engastration, n. The stuffing of one animal inside another, before presenting it for dinner.
The obvious modern (American) example is turducken (turkey stuffed with a duck stuffed with a chicken); I gather that the English equivalent replaces the turkey with a goose.
Etymology: from Greek gaster, abdomen.
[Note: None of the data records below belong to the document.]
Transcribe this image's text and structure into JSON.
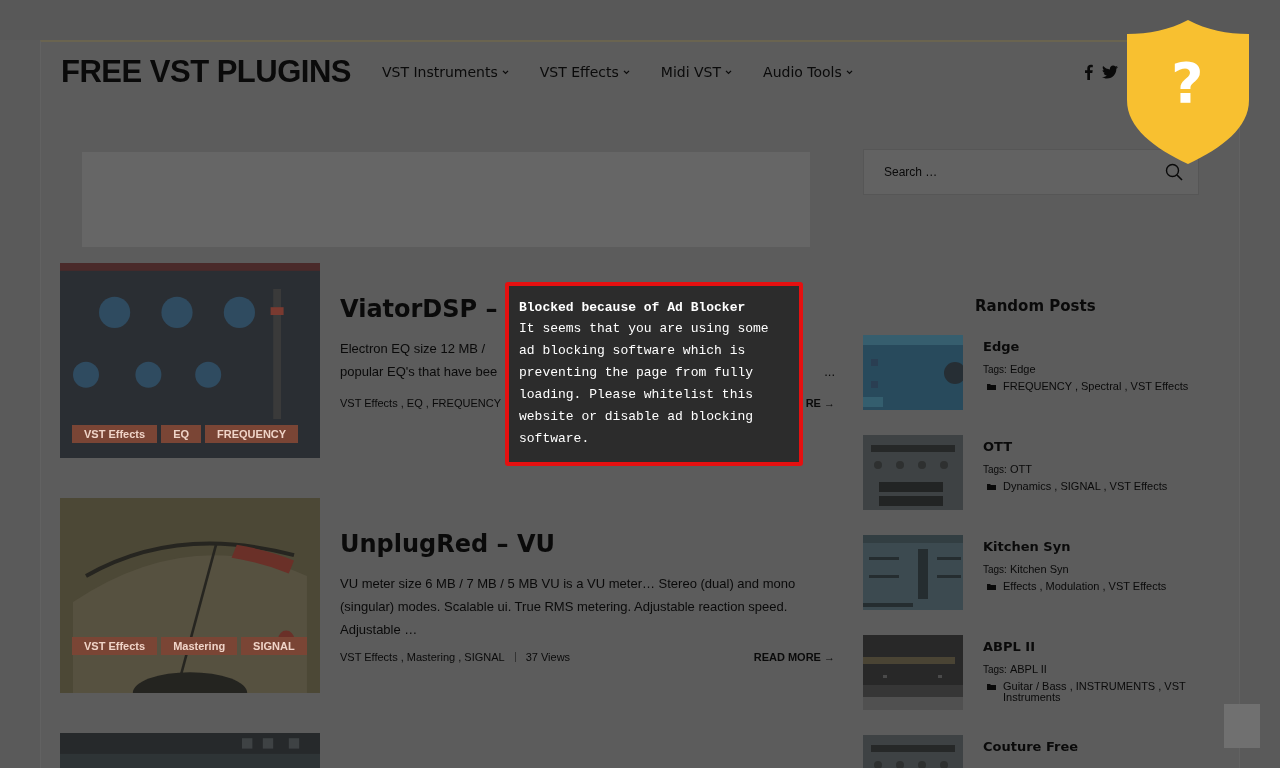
{
  "site": {
    "logo": "FREE VST PLUGINS",
    "nav": [
      {
        "label": "VST Instruments"
      },
      {
        "label": "VST Effects"
      },
      {
        "label": "Midi VST"
      },
      {
        "label": "Audio Tools"
      }
    ]
  },
  "posts": [
    {
      "kind": "picture",
      "title": "ViatorDSP –",
      "tags": [
        "VST Effects",
        "EQ",
        "FREQUENCY"
      ],
      "excerpt_parts": [
        "Electron EQ size 12 MB  /",
        "popular EQ's that have bee"
      ],
      "excerpt_end": "...",
      "categories": "VST Effects , EQ , FREQUENCY",
      "read_more": "RE →"
    },
    {
      "kind": "picture",
      "title": "UnplugRed – VU",
      "tags": [
        "VST Effects",
        "Mastering",
        "SIGNAL"
      ],
      "excerpt": "VU meter size 6 MB  / 7 MB  / 5 MB  VU is a VU meter… Stereo (dual) and mono (singular) modes. Scalable ui. True RMS metering. Adjustable reaction speed. Adjustable …",
      "categories": "VST Effects , Mastering , SIGNAL",
      "views": "37 Views",
      "read_more": "READ MORE →"
    },
    {
      "kind": "picture"
    }
  ],
  "sidebar": {
    "search": {
      "placeholder": "Search …"
    },
    "heading": "Random Posts",
    "posts": [
      {
        "title": "Edge",
        "tags_label": "Tags:",
        "tags": "Edge",
        "categories": "FREQUENCY , Spectral , VST Effects"
      },
      {
        "title": "OTT",
        "tags_label": "Tags:",
        "tags": "OTT",
        "categories": "Dynamics , SIGNAL , VST Effects"
      },
      {
        "title": "Kitchen Syn",
        "tags_label": "Tags:",
        "tags": "Kitchen Syn",
        "categories": "Effects , Modulation , VST Effects"
      },
      {
        "title": "ABPL II",
        "tags_label": "Tags:",
        "tags": "ABPL II",
        "categories": "Guitar / Bass , INSTRUMENTS , VST Instruments"
      },
      {
        "title": "Couture Free"
      }
    ]
  },
  "notice": {
    "title": "Blocked because of Ad Blocker",
    "message": "It seems that you are using some ad blocking software which is preventing the page from fully loading. Please whitelist this website or disable ad blocking software."
  },
  "badge": {
    "symbol": "?"
  }
}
Although the culinary concept has been around for thousands of years, this term seems to have originated in the early 1800s. I see some more relaxed uses of the word in the late twentieth century (a "philosophic engastration", engastrating a text into one's own, etc.).
Some more examples of engastration gleaned from Google:
A 13th century Andalusian cookbook includes a recipe for "the complete" or "the inclusive", a ram stuffed with assorted cooked birds filled with a breadcrumb stuffing; the stuffed ram is rubbed with spices and oil and cooked in a clay oven.
Trojan boar, a boar stuffed with birds, was apparently a popular food at Roman feasts.
The Invasive Species Cookbook: Conservation Through Gastronomy has a recipe for wild boar stuffed with Chinese mitten crab.